Component data from apps and pages
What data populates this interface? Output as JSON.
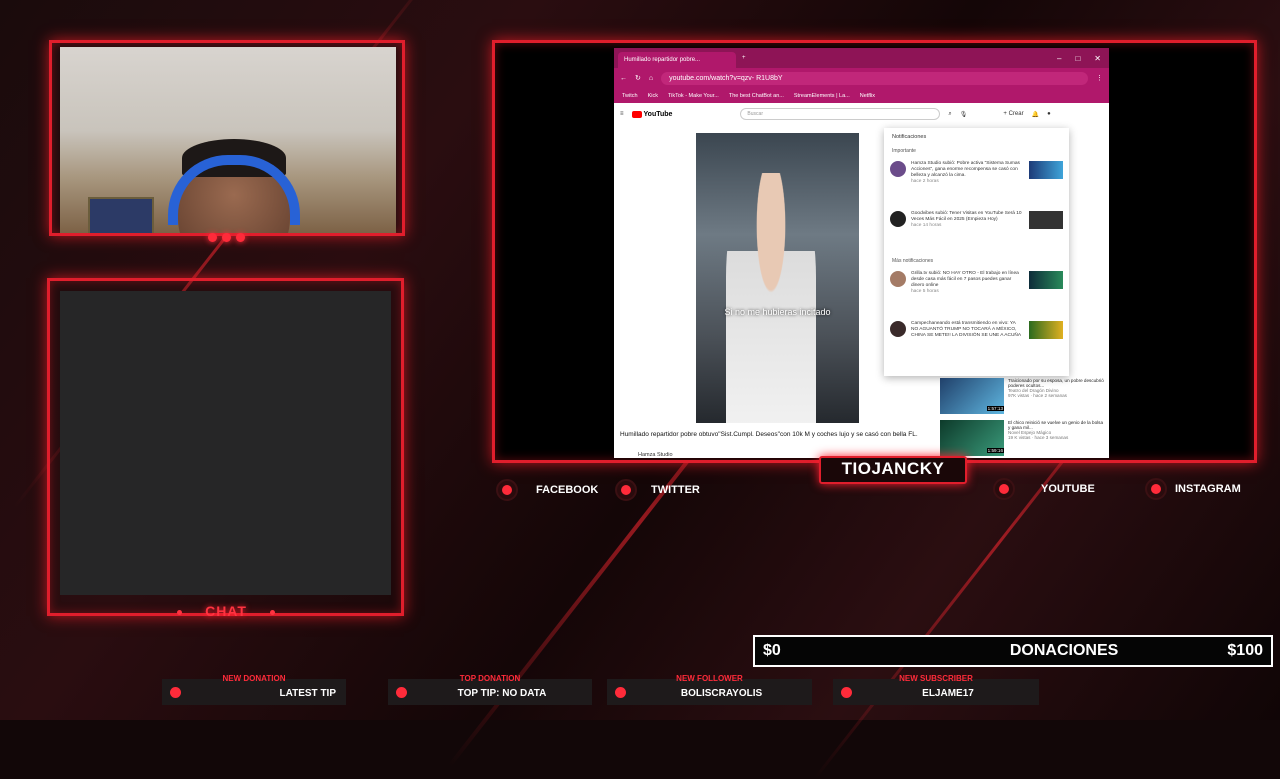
{
  "overlay": {
    "chat_label": "CHAT",
    "streamer_handle": "TIOJANCKY",
    "socials": [
      {
        "label": "FACEBOOK"
      },
      {
        "label": "TWITTER"
      },
      {
        "label": "YOUTUBE"
      },
      {
        "label": "INSTAGRAM"
      }
    ],
    "goal": {
      "current": "$0",
      "label": "DONACIONES",
      "target": "$100"
    },
    "alerts": [
      {
        "label": "NEW DONATION",
        "value": "LATEST TIP"
      },
      {
        "label": "TOP DONATION",
        "value": "TOP TIP: NO DATA"
      },
      {
        "label": "NEW FOLLOWER",
        "value": "BOLISCRAYOLIS"
      },
      {
        "label": "NEW SUBSCRIBER",
        "value": "ELJAME17"
      }
    ],
    "accent": "#e01e2c"
  },
  "browser": {
    "tab_title": "Humillado repartidor pobre...",
    "url": "youtube.com/watch?v=qzv- R1U8bY",
    "bookmarks": [
      "Twitch",
      "Kick",
      "TikTok - Make Your...",
      "The best ChatBot an...",
      "StreamElements | La...",
      "Netflix"
    ],
    "yt": {
      "search_placeholder": "Buscar",
      "create_label": "Crear",
      "subtitle": "Si no me hubieras incitado",
      "video_title": "Humillado repartidor pobre obtuvo\"Sist.Cumpl. Deseos\"con 10k M y coches lujo y se casó con bella FL.",
      "channel": "Hamza Studio",
      "notifications": {
        "title": "Notificaciones",
        "important_label": "Importante",
        "more_label": "Más notificaciones",
        "items": [
          {
            "text": "Hamza Studio subió: Pobre activa \"Sistema Sumas Acciones\", gana enorme recompensa se casó con belleza y alcanzó la cima.",
            "time": "hace 2 horas"
          },
          {
            "text": "Goodvibes subió: Tener Visitas en YouTube Será 10 Veces Más Fácil en 2025 (Empieza Hoy)",
            "time": "hace 14 horas"
          },
          {
            "text": "Grilla.tv subió: NO HAY OTRO - El trabajo en línea desde casa más fácil en 7 pasos puedes ganar dinero online",
            "time": "hace 5 horas"
          },
          {
            "text": "Campechaneando está transmitiendo en vivo: YA NO AGUANTÓ TRUMP NO TOCARÁ A MÉXICO, CHINA SE METE!! LA DIVISIÓN SE UNE A ACUÑA",
            "time": ""
          }
        ]
      },
      "sidebar": [
        {
          "title": "Traicionado por su esposa, un pobre descubrió poderes ocultos...",
          "channel": "Teatro del Dragón Divino",
          "meta": "97K vistas · hace 2 semanas",
          "duration": "1:57:13"
        },
        {
          "title": "El chico reinició se vuelve un genio de la bolsa y gana mil...",
          "channel": "Novel Espejo Mágico",
          "meta": "19 K vistas · hace 3 semanas",
          "duration": "1:59:16"
        }
      ]
    }
  }
}
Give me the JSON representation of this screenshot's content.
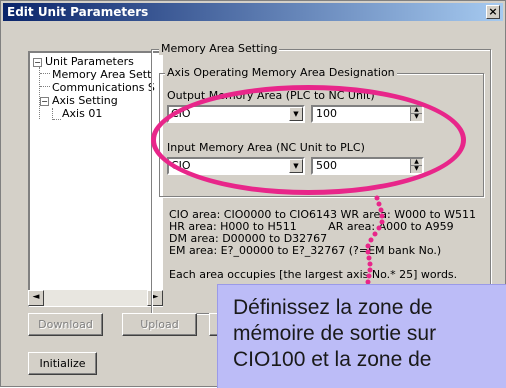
{
  "window": {
    "title": "Edit Unit Parameters",
    "close_glyph": "×"
  },
  "tree": {
    "items": [
      {
        "label": "Unit Parameters",
        "expander": "−"
      },
      {
        "label": "Memory Area Sett"
      },
      {
        "label": "Communications S"
      },
      {
        "label": "Axis Setting",
        "expander": "−"
      },
      {
        "label": "Axis 01"
      }
    ],
    "scroll_left": "◄",
    "scroll_right": "►"
  },
  "memory_group": {
    "title": "Memory Area Setting",
    "axis_group_title": "Axis Operating Memory Area Designation",
    "output_label": "Output Memory Area (PLC to NC Unit)",
    "output_area": "CIO",
    "output_address": "100",
    "input_label": "Input Memory Area (NC Unit to PLC)",
    "input_area": "CIO",
    "input_address": "500"
  },
  "info": {
    "lines": [
      "CIO area: CIO0000 to CIO6143  WR area: W000 to W511",
      "HR area: H000 to H511         AR area: A000 to A959",
      "DM area: D00000 to D32767",
      "EM area: E?_00000 to E?_32767 (?=EM bank No.)"
    ],
    "note": "Each area occupies [the largest axis No.* 25] words."
  },
  "buttons": {
    "download": "Download",
    "upload": "Upload",
    "initialize": "Initialize"
  },
  "callout": {
    "text_line1": "Définissez la zone de",
    "text_line2": "mémoire de sortie sur",
    "text_line3": "CIO100 et la zone de"
  },
  "colors": {
    "accent_annotation": "#e8268a",
    "callout_background": "#bcbcf7",
    "titlebar": "#0a246a"
  }
}
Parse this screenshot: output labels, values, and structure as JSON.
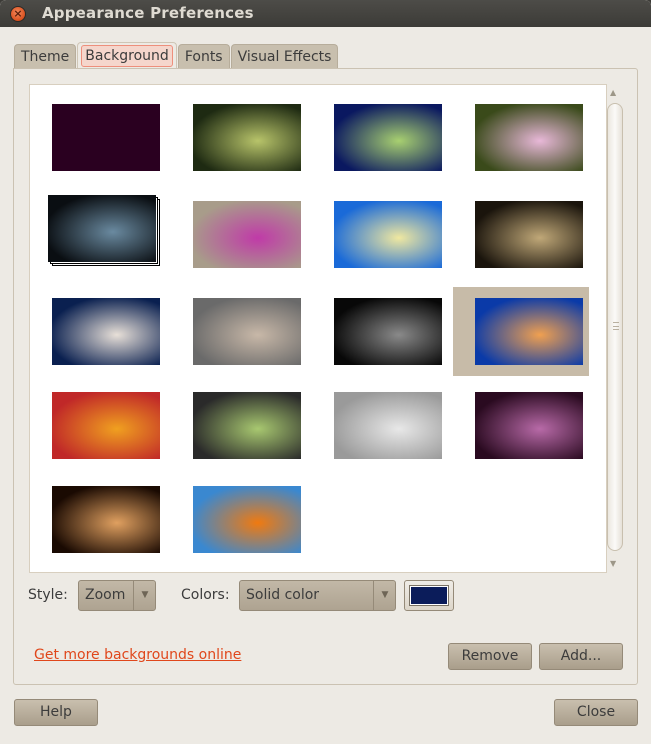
{
  "window": {
    "title": "Appearance Preferences",
    "close_icon": "close-icon"
  },
  "tabs": [
    {
      "label": "Theme",
      "active": false
    },
    {
      "label": "Background",
      "active": true
    },
    {
      "label": "Fonts",
      "active": false
    },
    {
      "label": "Visual Effects",
      "active": false
    }
  ],
  "backgrounds": {
    "selected_index": 11,
    "items": [
      {
        "name": "solid-dark-purple",
        "colors": [
          "#2a0020",
          "#2a0020"
        ]
      },
      {
        "name": "tree-canopy",
        "colors": [
          "#1e2a12",
          "#b8c46a"
        ]
      },
      {
        "name": "blue-light-burst",
        "colors": [
          "#0a1860",
          "#a8d070"
        ]
      },
      {
        "name": "pink-daisy",
        "colors": [
          "#3a4a1a",
          "#e8b8d8"
        ]
      },
      {
        "name": "spiral-galaxy-stack",
        "colors": [
          "#0a0e12",
          "#6a8aa0"
        ]
      },
      {
        "name": "magenta-flower",
        "colors": [
          "#a89c8a",
          "#c03aa8"
        ]
      },
      {
        "name": "white-daisy-blue-sky",
        "colors": [
          "#1a6ad8",
          "#f0e8a0"
        ]
      },
      {
        "name": "dewy-leaf",
        "colors": [
          "#1a140c",
          "#c0a878"
        ]
      },
      {
        "name": "dandelion",
        "colors": [
          "#0a2050",
          "#e8e0d8"
        ]
      },
      {
        "name": "pebbles",
        "colors": [
          "#6a6a6a",
          "#c8b8a8"
        ]
      },
      {
        "name": "white-flower-dark",
        "colors": [
          "#080808",
          "#8a8a8a"
        ]
      },
      {
        "name": "pier-sunset",
        "colors": [
          "#0a3aa8",
          "#f0a050"
        ]
      },
      {
        "name": "bokeh-red",
        "colors": [
          "#c02828",
          "#f0a020"
        ]
      },
      {
        "name": "green-field-blur",
        "colors": [
          "#2a2a2a",
          "#a8c870"
        ]
      },
      {
        "name": "water-glass",
        "colors": [
          "#9a9a9a",
          "#e8e8e8"
        ]
      },
      {
        "name": "purple-bokeh",
        "colors": [
          "#2a0a20",
          "#b86aa8"
        ]
      },
      {
        "name": "warm-bokeh-lights",
        "colors": [
          "#1a0a02",
          "#e0a060"
        ]
      },
      {
        "name": "orange-flower",
        "colors": [
          "#3a88d0",
          "#f07a10"
        ]
      }
    ]
  },
  "controls": {
    "style_label": "Style:",
    "style_value": "Zoom",
    "colors_label": "Colors:",
    "colors_value": "Solid color",
    "color_swatch": "#0b1c5a"
  },
  "links": {
    "more_backgrounds": "Get more backgrounds online"
  },
  "buttons": {
    "remove": "Remove",
    "add": "Add...",
    "help": "Help",
    "close": "Close"
  }
}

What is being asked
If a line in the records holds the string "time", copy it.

Expected answer
            "time": "hace 2 horas"
            "time": "hace 14 horas"
            "time": "hace 5 horas"
            "time": ""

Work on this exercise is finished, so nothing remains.